- [Work required]: Give only the number of lines in the records that include "icon".

- [Data shown]:

______________________________

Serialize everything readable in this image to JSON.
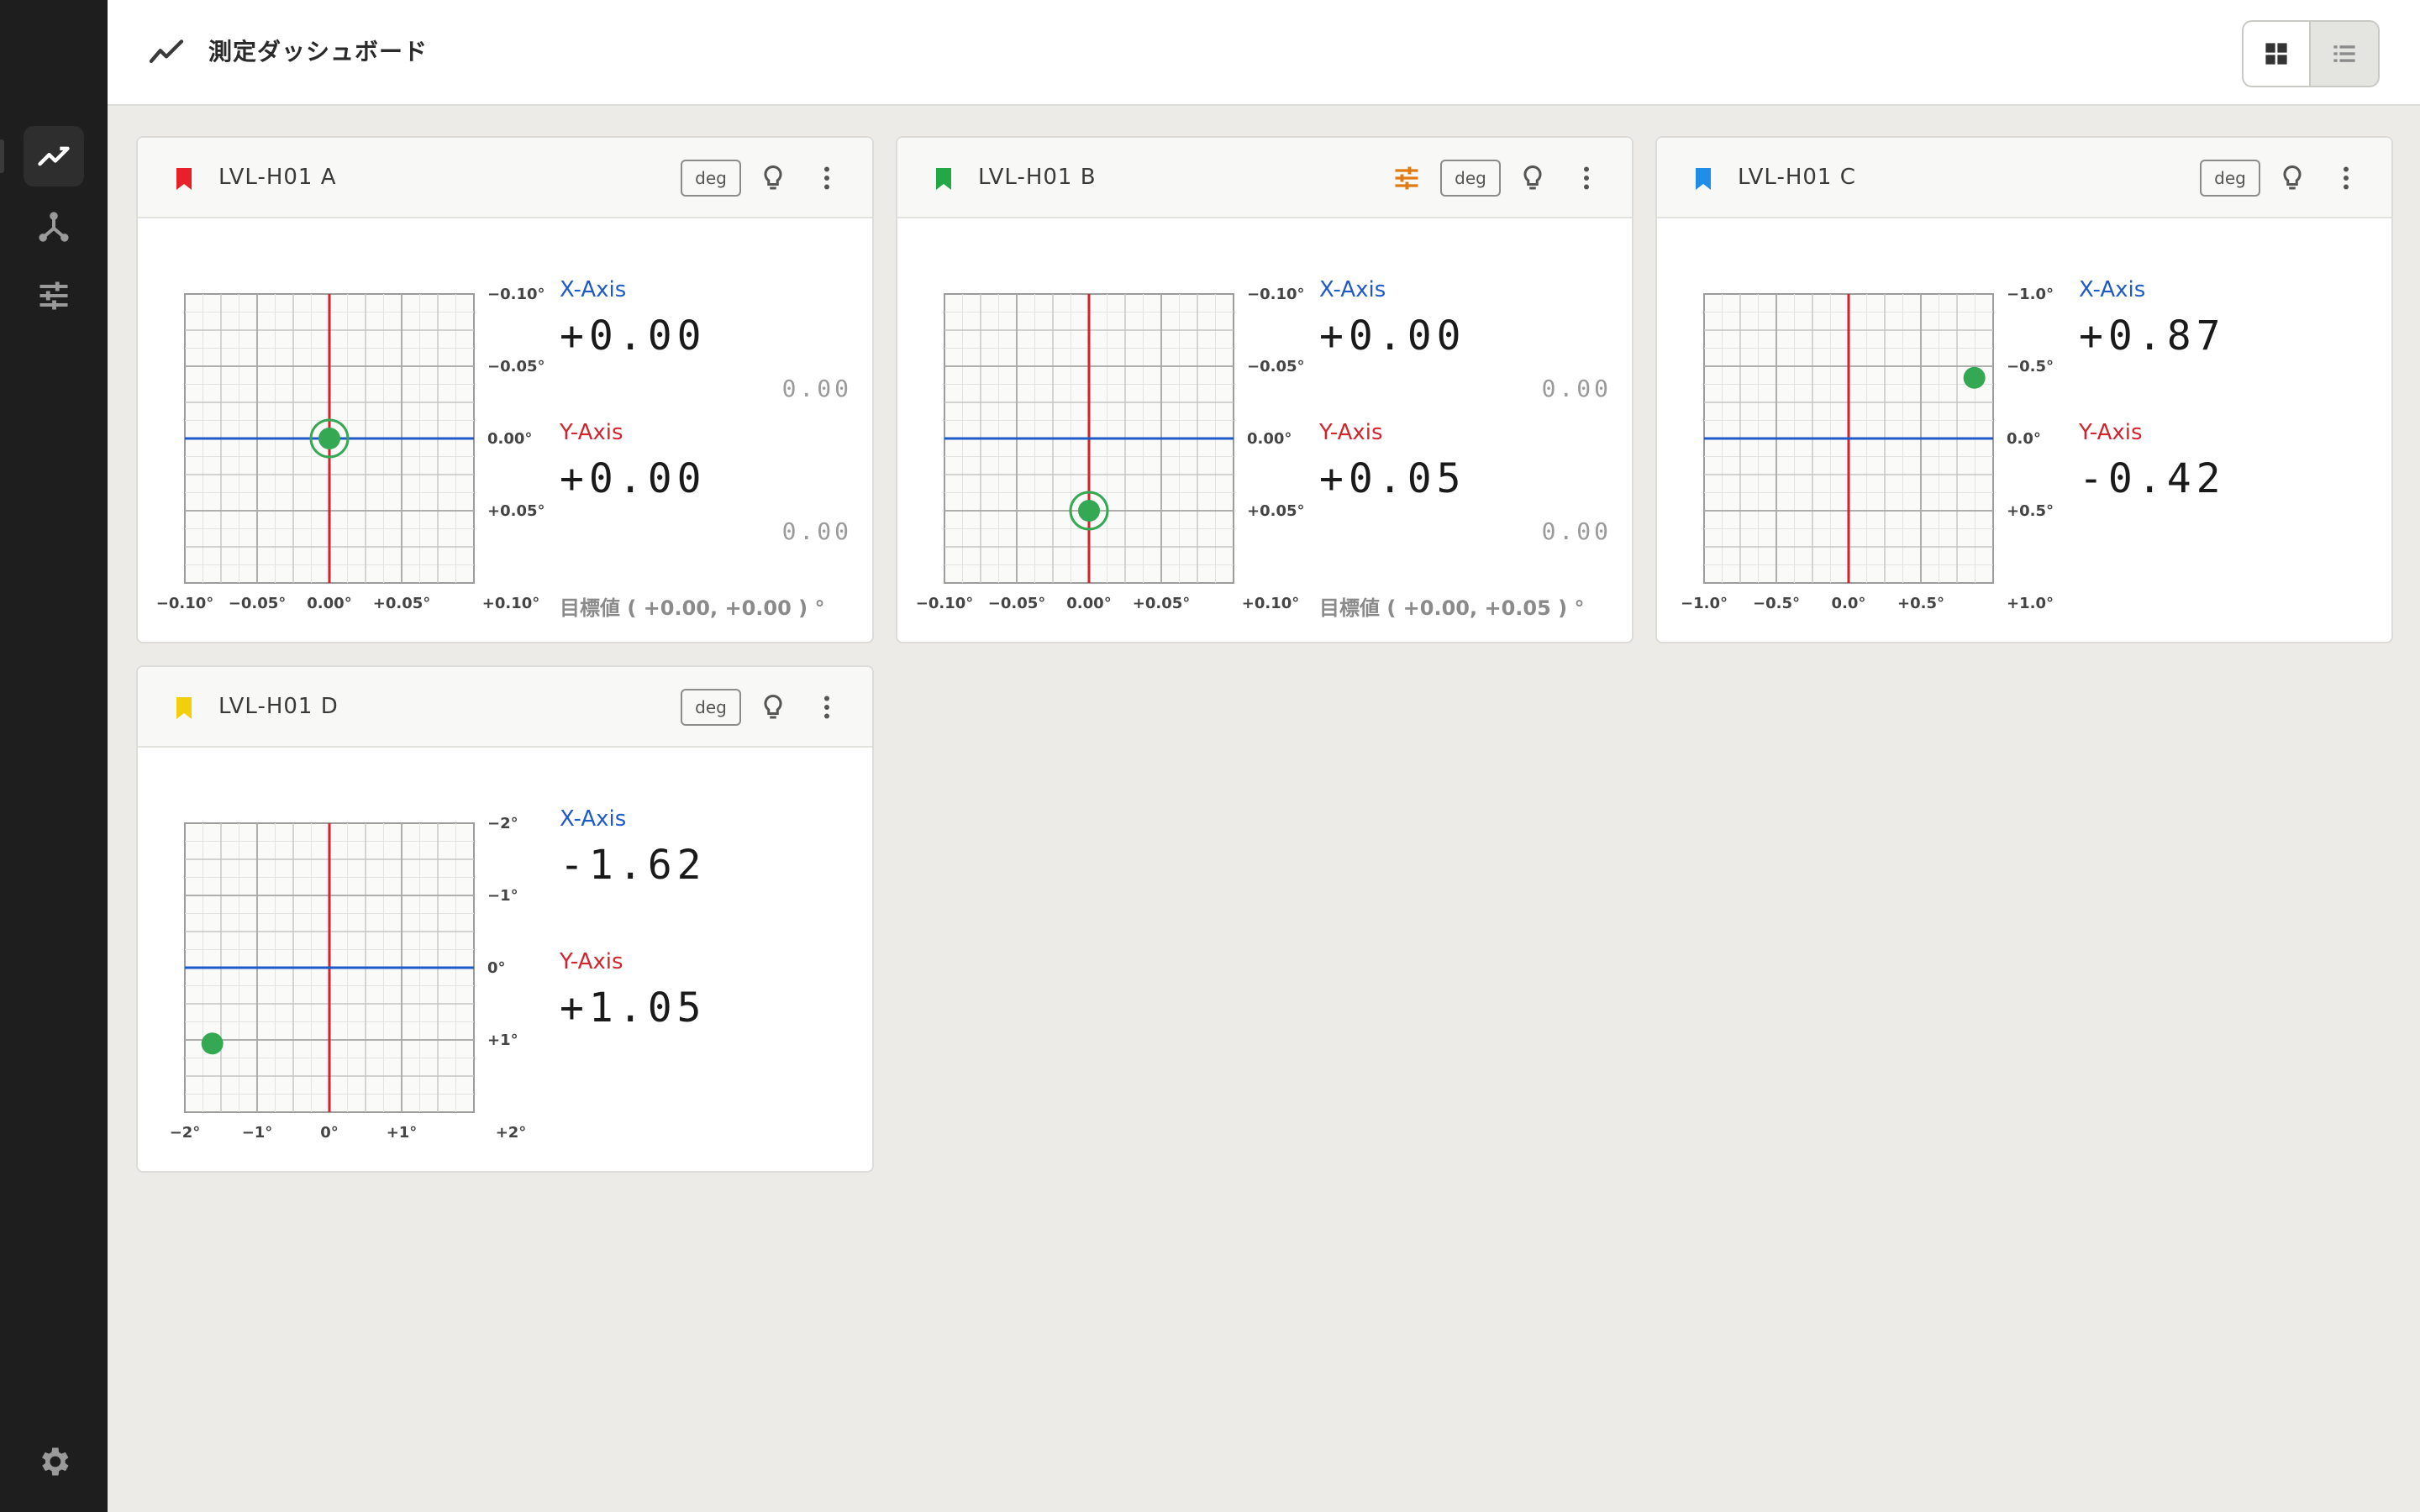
{
  "header": {
    "title": "測定ダッシュボード"
  },
  "sidebar": {
    "items": [
      "chart-line-icon",
      "network-icon",
      "tune-icon"
    ],
    "bottom": "settings-icon"
  },
  "colors": {
    "accent_x": "#1e5bc8",
    "accent_y": "#d1242d",
    "point": "#34a853",
    "tune": "#e07b13"
  },
  "cards": [
    {
      "title": "LVL-H01 A",
      "bookmark_color": "#e8202a",
      "unit_badge": "deg",
      "has_tune": false,
      "x_label": "X-Axis",
      "x_value": "+0.00",
      "x_ref": "0.00",
      "y_label": "Y-Axis",
      "y_value": "+0.00",
      "y_ref": "0.00",
      "target": "目標値 ( +0.00, +0.00 ) °",
      "plot": {
        "range": 0.1,
        "point": [
          0.0,
          0.0
        ],
        "target": [
          0.0,
          0.0
        ],
        "x_ticks": [
          "−0.10°",
          "−0.05°",
          "0.00°",
          "+0.05°",
          "+0.10°"
        ],
        "y_ticks": [
          "−0.10°",
          "−0.05°",
          "0.00°",
          "+0.05°"
        ]
      }
    },
    {
      "title": "LVL-H01 B",
      "bookmark_color": "#22a845",
      "unit_badge": "deg",
      "has_tune": true,
      "x_label": "X-Axis",
      "x_value": "+0.00",
      "x_ref": "0.00",
      "y_label": "Y-Axis",
      "y_value": "+0.05",
      "y_ref": "0.00",
      "target": "目標値 ( +0.00, +0.05 ) °",
      "plot": {
        "range": 0.1,
        "point": [
          0.0,
          0.05
        ],
        "target": [
          0.0,
          0.05
        ],
        "x_ticks": [
          "−0.10°",
          "−0.05°",
          "0.00°",
          "+0.05°",
          "+0.10°"
        ],
        "y_ticks": [
          "−0.10°",
          "−0.05°",
          "0.00°",
          "+0.05°"
        ]
      }
    },
    {
      "title": "LVL-H01 C",
      "bookmark_color": "#1e8ee8",
      "unit_badge": "deg",
      "has_tune": false,
      "x_label": "X-Axis",
      "x_value": "+0.87",
      "x_ref": "",
      "y_label": "Y-Axis",
      "y_value": "-0.42",
      "y_ref": "",
      "target": "",
      "plot": {
        "range": 1.0,
        "point": [
          0.87,
          -0.42
        ],
        "target": null,
        "x_ticks": [
          "−1.0°",
          "−0.5°",
          "0.0°",
          "+0.5°",
          "+1.0°"
        ],
        "y_ticks": [
          "−1.0°",
          "−0.5°",
          "0.0°",
          "+0.5°"
        ]
      }
    },
    {
      "title": "LVL-H01 D",
      "bookmark_color": "#f2cf0c",
      "unit_badge": "deg",
      "has_tune": false,
      "x_label": "X-Axis",
      "x_value": "-1.62",
      "x_ref": "",
      "y_label": "Y-Axis",
      "y_value": "+1.05",
      "y_ref": "",
      "target": "",
      "plot": {
        "range": 2.0,
        "point": [
          -1.62,
          1.05
        ],
        "target": null,
        "x_ticks": [
          "−2°",
          "−1°",
          "0°",
          "+1°",
          "+2°"
        ],
        "y_ticks": [
          "−2°",
          "−1°",
          "0°",
          "+1°"
        ]
      }
    }
  ]
}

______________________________

- [The answer]: 4